Third, as noted by alert comment-er and Hamlet-lookalike egthegreat:
SHE CITES HERSELF. Again.
9. Radiation Emission
This isn’t even a real reason, she’s just making a plea to THINK OF THE CHILDREN.
Don’t Feed the Trolls
Ms. Rowan is a far more successful blogger than I could ever dream of. She has succeeded driving mad crazy social media traffic, likes and shares. I don’t even make any advertising revenue from this site, because my lifetime site views are still in the 4 digits.
She drives attention like it’s her JOB. Which, if you read her bio from her site, it is:

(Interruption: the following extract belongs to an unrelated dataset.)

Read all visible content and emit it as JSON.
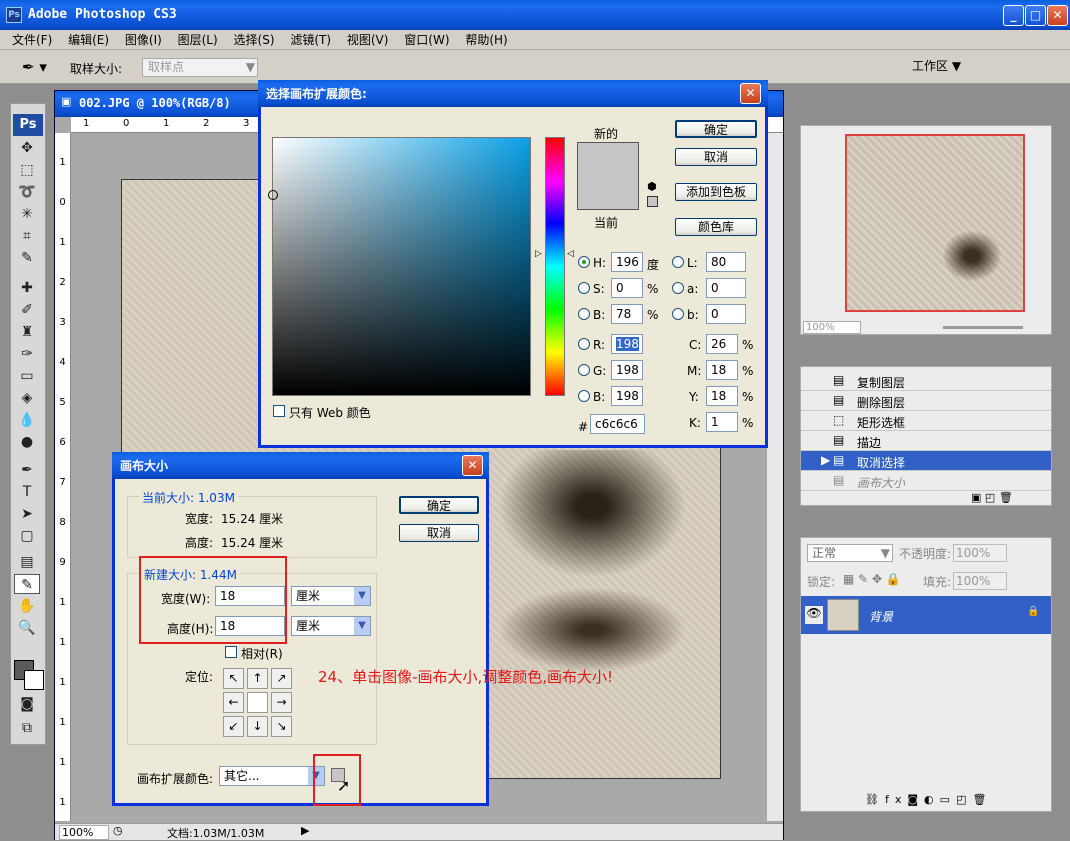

“A frequent guest on both radio and television, Cris Rowan is a well known and impassioned speaker on the topic of the impact of technology on child development and learning. Cris has provided over 200 workshops to health and education professionals throughout North America, and authors the monthly Zone’in Child Development Series newsletter. Cris is CEO of Zone’in Programs Inc. offering products, workshops, training and consultation services to reverse the effects of technology on children. Cris is author of the following policy initiatives: Unplug – Don’t Drug, Creating Sustainable Futures Program, and Linking Corporations to Communities. Cris recently completed her first book Virtual Child – The terrifying truth about what technology is doing to children. Cris promotes the concept “Balanced Technology Management” where adults manage balance between activities children need to grow and succeed with technology use.”

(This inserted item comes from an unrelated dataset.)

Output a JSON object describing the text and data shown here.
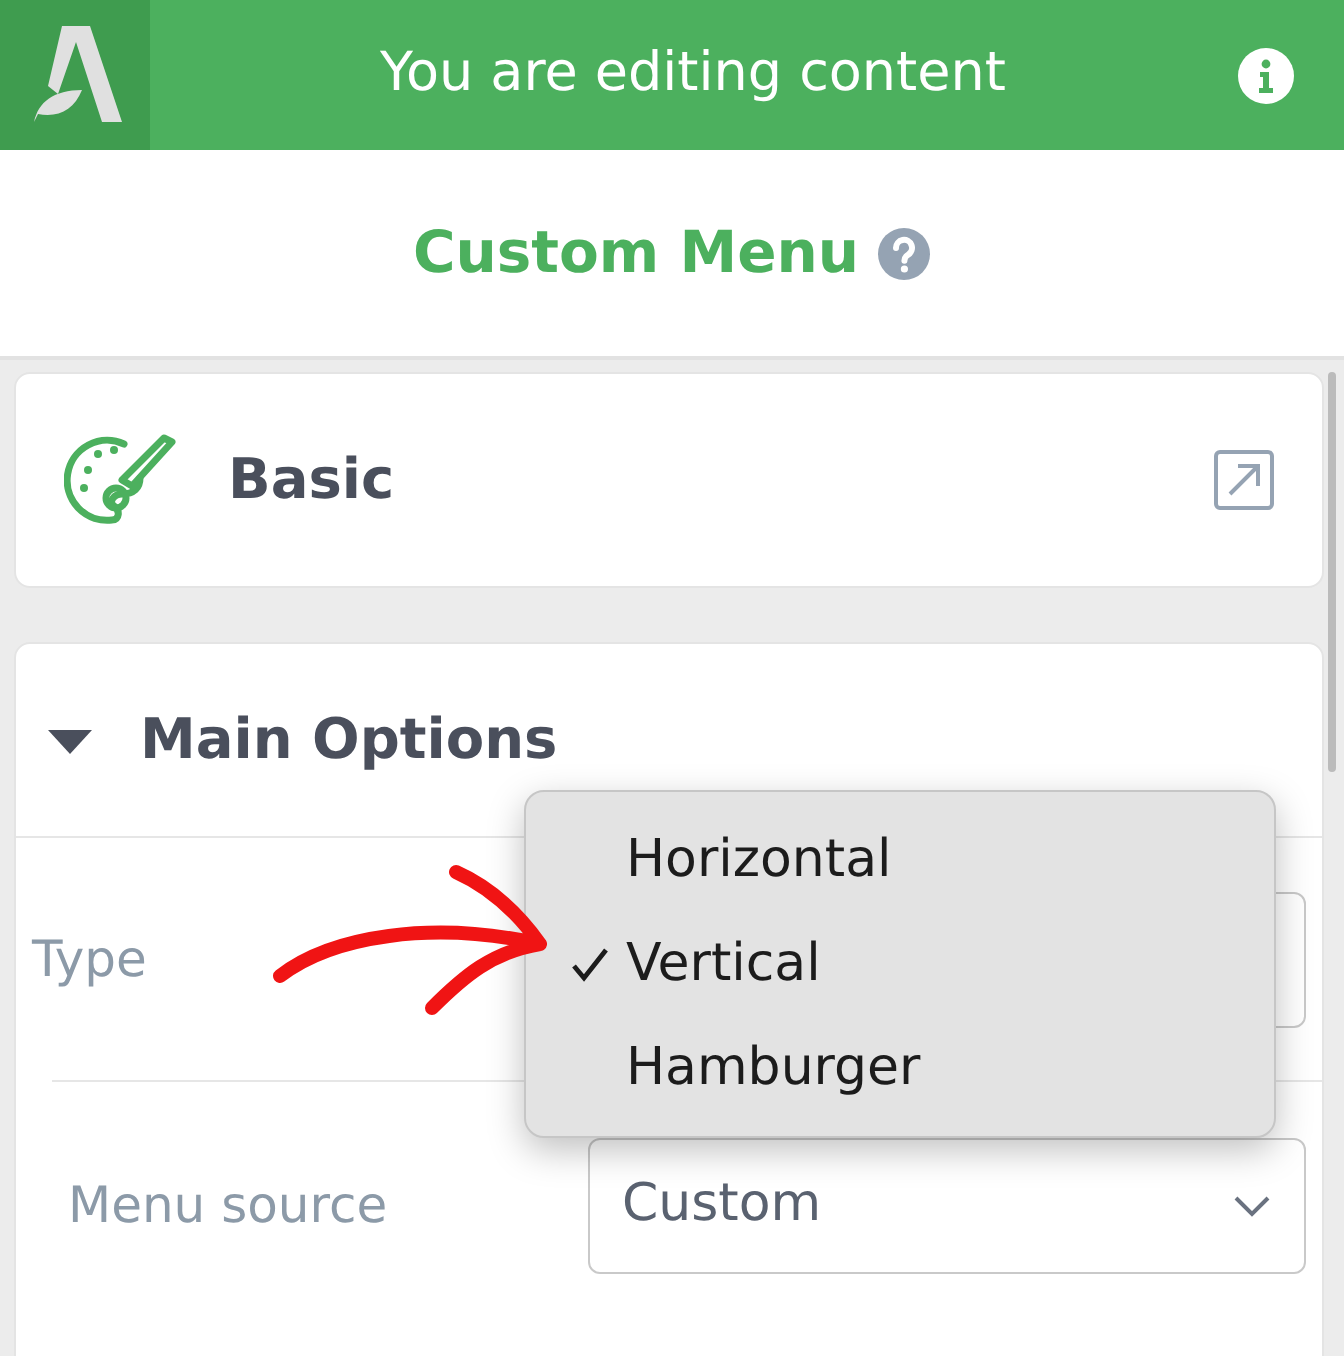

Really, I have none of that. I’m not a CEO. I don’t have any workshops, products, or consultative services. I’m not terrified, and I certainly haven’t written a book about how not terrified I am…
I have a lot to learn. I need to pick something that a lot of people don’t understand, like technology, and figure out how it’s hurting children–because it has to, right? EVERYTHING hurts children (except Teletubbies).
Then I need to spend a lot of time on the internet doing keyword searches for articles that support my position, and put those into a list so I can tell people who disagree with me that I have “150 sources” that support me.
It doesn’t really matter that my sources, in some cases, don’t actually say what I’m saying they say, or even contradict my position– the important thing is I have a extensive bibliography, because nobody but grumpy old basement dwellers with erratic facial hair ever actually reads the source articles.
Then, I need to prostitute myself for clicks, because let’s face it we’re all prostitutes around here and I’ve gotta get mine.
Those speaking tours aren’t going to book themselves right?